- Opening Delimiter -
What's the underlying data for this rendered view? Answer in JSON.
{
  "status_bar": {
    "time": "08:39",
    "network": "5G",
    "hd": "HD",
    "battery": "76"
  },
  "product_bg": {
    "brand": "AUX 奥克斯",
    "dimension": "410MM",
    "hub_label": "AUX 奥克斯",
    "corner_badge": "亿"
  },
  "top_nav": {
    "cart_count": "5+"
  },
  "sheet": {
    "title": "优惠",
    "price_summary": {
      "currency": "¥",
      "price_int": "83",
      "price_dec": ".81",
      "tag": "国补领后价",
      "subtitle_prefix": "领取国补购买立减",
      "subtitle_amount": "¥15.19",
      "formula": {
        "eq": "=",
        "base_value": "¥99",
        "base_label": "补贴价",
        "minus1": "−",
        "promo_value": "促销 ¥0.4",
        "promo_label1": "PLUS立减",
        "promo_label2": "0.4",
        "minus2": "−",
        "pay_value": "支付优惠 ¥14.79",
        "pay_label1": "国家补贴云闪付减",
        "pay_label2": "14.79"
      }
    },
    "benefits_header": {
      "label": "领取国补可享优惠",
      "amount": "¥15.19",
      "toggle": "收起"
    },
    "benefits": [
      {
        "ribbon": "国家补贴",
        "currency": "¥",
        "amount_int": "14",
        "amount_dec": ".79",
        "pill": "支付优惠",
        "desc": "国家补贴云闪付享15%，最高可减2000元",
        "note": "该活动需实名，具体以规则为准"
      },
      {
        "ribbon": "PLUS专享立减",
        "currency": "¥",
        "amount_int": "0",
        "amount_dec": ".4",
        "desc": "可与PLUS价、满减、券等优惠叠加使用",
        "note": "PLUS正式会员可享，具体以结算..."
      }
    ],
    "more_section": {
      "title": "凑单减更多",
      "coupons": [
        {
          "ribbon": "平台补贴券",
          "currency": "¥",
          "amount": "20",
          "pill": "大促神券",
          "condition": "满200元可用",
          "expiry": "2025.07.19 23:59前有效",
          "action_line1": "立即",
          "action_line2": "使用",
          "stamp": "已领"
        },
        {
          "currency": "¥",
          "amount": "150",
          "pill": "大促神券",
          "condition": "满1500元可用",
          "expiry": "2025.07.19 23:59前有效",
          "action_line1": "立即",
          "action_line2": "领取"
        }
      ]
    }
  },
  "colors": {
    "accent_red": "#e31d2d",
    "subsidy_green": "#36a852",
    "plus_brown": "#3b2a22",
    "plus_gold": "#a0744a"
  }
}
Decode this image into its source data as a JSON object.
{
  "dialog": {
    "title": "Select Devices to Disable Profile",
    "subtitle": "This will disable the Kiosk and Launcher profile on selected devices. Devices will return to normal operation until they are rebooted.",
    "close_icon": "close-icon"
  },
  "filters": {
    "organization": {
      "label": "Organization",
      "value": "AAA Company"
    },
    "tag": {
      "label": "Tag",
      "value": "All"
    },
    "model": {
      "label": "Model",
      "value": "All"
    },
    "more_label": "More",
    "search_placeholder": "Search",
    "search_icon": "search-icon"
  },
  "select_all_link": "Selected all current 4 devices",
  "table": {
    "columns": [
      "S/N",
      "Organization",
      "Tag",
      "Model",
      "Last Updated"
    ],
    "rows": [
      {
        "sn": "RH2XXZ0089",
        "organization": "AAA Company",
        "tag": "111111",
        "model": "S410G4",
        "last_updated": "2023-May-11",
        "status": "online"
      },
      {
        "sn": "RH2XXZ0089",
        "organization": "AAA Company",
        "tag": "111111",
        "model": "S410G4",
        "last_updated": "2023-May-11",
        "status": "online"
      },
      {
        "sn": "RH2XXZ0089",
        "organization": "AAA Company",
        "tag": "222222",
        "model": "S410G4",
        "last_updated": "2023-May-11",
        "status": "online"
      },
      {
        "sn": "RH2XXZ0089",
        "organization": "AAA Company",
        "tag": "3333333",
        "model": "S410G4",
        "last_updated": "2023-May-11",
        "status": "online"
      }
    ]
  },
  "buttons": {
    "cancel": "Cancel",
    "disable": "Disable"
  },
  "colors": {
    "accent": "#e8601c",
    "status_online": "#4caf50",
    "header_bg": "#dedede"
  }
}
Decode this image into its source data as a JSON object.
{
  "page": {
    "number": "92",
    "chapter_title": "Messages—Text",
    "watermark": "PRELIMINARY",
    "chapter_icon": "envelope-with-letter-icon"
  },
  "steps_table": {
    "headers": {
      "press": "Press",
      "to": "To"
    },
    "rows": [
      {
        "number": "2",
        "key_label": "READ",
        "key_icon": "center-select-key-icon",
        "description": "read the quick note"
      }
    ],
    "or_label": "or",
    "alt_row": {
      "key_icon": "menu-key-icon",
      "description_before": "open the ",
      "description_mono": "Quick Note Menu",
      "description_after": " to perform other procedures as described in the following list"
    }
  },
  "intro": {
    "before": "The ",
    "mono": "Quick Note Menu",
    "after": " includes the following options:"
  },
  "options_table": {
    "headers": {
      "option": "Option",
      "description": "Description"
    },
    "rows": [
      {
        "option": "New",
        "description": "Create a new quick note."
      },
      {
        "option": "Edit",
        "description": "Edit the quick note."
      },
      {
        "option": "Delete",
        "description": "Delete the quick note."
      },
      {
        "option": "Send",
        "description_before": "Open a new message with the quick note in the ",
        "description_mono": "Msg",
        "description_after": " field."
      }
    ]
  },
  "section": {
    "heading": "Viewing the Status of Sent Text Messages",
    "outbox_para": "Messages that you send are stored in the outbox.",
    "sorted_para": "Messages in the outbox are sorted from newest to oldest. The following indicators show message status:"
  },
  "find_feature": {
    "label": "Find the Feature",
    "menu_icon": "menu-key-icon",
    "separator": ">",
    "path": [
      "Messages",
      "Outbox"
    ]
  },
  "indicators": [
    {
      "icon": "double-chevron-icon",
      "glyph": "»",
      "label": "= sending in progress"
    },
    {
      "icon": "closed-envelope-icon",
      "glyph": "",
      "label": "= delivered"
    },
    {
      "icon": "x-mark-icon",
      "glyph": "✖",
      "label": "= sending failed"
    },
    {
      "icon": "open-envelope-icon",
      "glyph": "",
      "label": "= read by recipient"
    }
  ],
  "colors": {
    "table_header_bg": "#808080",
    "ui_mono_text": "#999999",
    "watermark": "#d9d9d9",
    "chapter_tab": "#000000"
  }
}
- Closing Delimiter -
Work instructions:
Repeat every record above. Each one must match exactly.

Solution for this exercise:
What's the underlying data for this rendered view? Answer in JSON.
{
  "status_bar": {
    "time": "08:39",
    "network": "5G",
    "hd": "HD",
    "battery": "76"
  },
  "product_bg": {
    "brand": "AUX 奥克斯",
    "dimension": "410MM",
    "hub_label": "AUX 奥克斯",
    "corner_badge": "亿"
  },
  "top_nav": {
    "cart_count": "5+"
  },
  "sheet": {
    "title": "优惠",
    "price_summary": {
      "currency": "¥",
      "price_int": "83",
      "price_dec": ".81",
      "tag": "国补领后价",
      "subtitle_prefix": "领取国补购买立减",
      "subtitle_amount": "¥15.19",
      "formula": {
        "eq": "=",
        "base_value": "¥99",
        "base_label": "补贴价",
        "minus1": "−",
        "promo_value": "促销 ¥0.4",
        "promo_label1": "PLUS立减",
        "promo_label2": "0.4",
        "minus2": "−",
        "pay_value": "支付优惠 ¥14.79",
        "pay_label1": "国家补贴云闪付减",
        "pay_label2": "14.79"
      }
    },
    "benefits_header": {
      "label": "领取国补可享优惠",
      "amount": "¥15.19",
      "toggle": "收起"
    },
    "benefits": [
      {
        "ribbon": "国家补贴",
        "currency": "¥",
        "amount_int": "14",
        "amount_dec": ".79",
        "pill": "支付优惠",
        "desc": "国家补贴云闪付享15%，最高可减2000元",
        "note": "该活动需实名，具体以规则为准"
      },
      {
        "ribbon": "PLUS专享立减",
        "currency": "¥",
        "amount_int": "0",
        "amount_dec": ".4",
        "desc": "可与PLUS价、满减、券等优惠叠加使用",
        "note": "PLUS正式会员可享，具体以结算..."
      }
    ],
    "more_section": {
      "title": "凑单减更多",
      "coupons": [
        {
          "ribbon": "平台补贴券",
          "currency": "¥",
          "amount": "20",
          "pill": "大促神券",
          "condition": "满200元可用",
          "expiry": "2025.07.19 23:59前有效",
          "action_line1": "立即",
          "action_line2": "使用",
          "stamp": "已领"
        },
        {
          "currency": "¥",
          "amount": "150",
          "pill": "大促神券",
          "condition": "满1500元可用",
          "expiry": "2025.07.19 23:59前有效",
          "action_line1": "立即",
          "action_line2": "领取"
        }
      ]
    }
  },
  "colors": {
    "accent_red": "#e31d2d",
    "subsidy_green": "#36a852",
    "plus_brown": "#3b2a22",
    "plus_gold": "#a0744a"
  }
}
Decode this image into its source data as a JSON object.
{
  "dialog": {
    "title": "Select Devices to Disable Profile",
    "subtitle": "This will disable the Kiosk and Launcher profile on selected devices. Devices will return to normal operation until they are rebooted.",
    "close_icon": "close-icon"
  },
  "filters": {
    "organization": {
      "label": "Organization",
      "value": "AAA Company"
    },
    "tag": {
      "label": "Tag",
      "value": "All"
    },
    "model": {
      "label": "Model",
      "value": "All"
    },
    "more_label": "More",
    "search_placeholder": "Search",
    "search_icon": "search-icon"
  },
  "select_all_link": "Selected all current 4 devices",
  "table": {
    "columns": [
      "S/N",
      "Organization",
      "Tag",
      "Model",
      "Last Updated"
    ],
    "rows": [
      {
        "sn": "RH2XXZ0089",
        "organization": "AAA Company",
        "tag": "111111",
        "model": "S410G4",
        "last_updated": "2023-May-11",
        "status": "online"
      },
      {
        "sn": "RH2XXZ0089",
        "organization": "AAA Company",
        "tag": "111111",
        "model": "S410G4",
        "last_updated": "2023-May-11",
        "status": "online"
      },
      {
        "sn": "RH2XXZ0089",
        "organization": "AAA Company",
        "tag": "222222",
        "model": "S410G4",
        "last_updated": "2023-May-11",
        "status": "online"
      },
      {
        "sn": "RH2XXZ0089",
        "organization": "AAA Company",
        "tag": "3333333",
        "model": "S410G4",
        "last_updated": "2023-May-11",
        "status": "online"
      }
    ]
  },
  "buttons": {
    "cancel": "Cancel",
    "disable": "Disable"
  },
  "colors": {
    "accent": "#e8601c",
    "status_online": "#4caf50",
    "header_bg": "#dedede"
  }
}
Decode this image into its source data as a JSON object.
{
  "page": {
    "number": "92",
    "chapter_title": "Messages—Text",
    "watermark": "PRELIMINARY",
    "chapter_icon": "envelope-with-letter-icon"
  },
  "steps_table": {
    "headers": {
      "press": "Press",
      "to": "To"
    },
    "rows": [
      {
        "number": "2",
        "key_label": "READ",
        "key_icon": "center-select-key-icon",
        "description": "read the quick note"
      }
    ],
    "or_label": "or",
    "alt_row": {
      "key_icon": "menu-key-icon",
      "description_before": "open the ",
      "description_mono": "Quick Note Menu",
      "description_after": " to perform other procedures as described in the following list"
    }
  },
  "intro": {
    "before": "The ",
    "mono": "Quick Note Menu",
    "after": " includes the following options:"
  },
  "options_table": {
    "headers": {
      "option": "Option",
      "description": "Description"
    },
    "rows": [
      {
        "option": "New",
        "description": "Create a new quick note."
      },
      {
        "option": "Edit",
        "description": "Edit the quick note."
      },
      {
        "option": "Delete",
        "description": "Delete the quick note."
      },
      {
        "option": "Send",
        "description_before": "Open a new message with the quick note in the ",
        "description_mono": "Msg",
        "description_after": " field."
      }
    ]
  },
  "section": {
    "heading": "Viewing the Status of Sent Text Messages",
    "outbox_para": "Messages that you send are stored in the outbox.",
    "sorted_para": "Messages in the outbox are sorted from newest to oldest. The following indicators show message status:"
  },
  "find_feature": {
    "label": "Find the Feature",
    "menu_icon": "menu-key-icon",
    "separator": ">",
    "path": [
      "Messages",
      "Outbox"
    ]
  },
  "indicators": [
    {
      "icon": "double-chevron-icon",
      "glyph": "»",
      "label": "= sending in progress"
    },
    {
      "icon": "closed-envelope-icon",
      "glyph": "",
      "label": "= delivered"
    },
    {
      "icon": "x-mark-icon",
      "glyph": "✖",
      "label": "= sending failed"
    },
    {
      "icon": "open-envelope-icon",
      "glyph": "",
      "label": "= read by recipient"
    }
  ],
  "colors": {
    "table_header_bg": "#808080",
    "ui_mono_text": "#999999",
    "watermark": "#d9d9d9",
    "chapter_tab": "#000000"
  }
}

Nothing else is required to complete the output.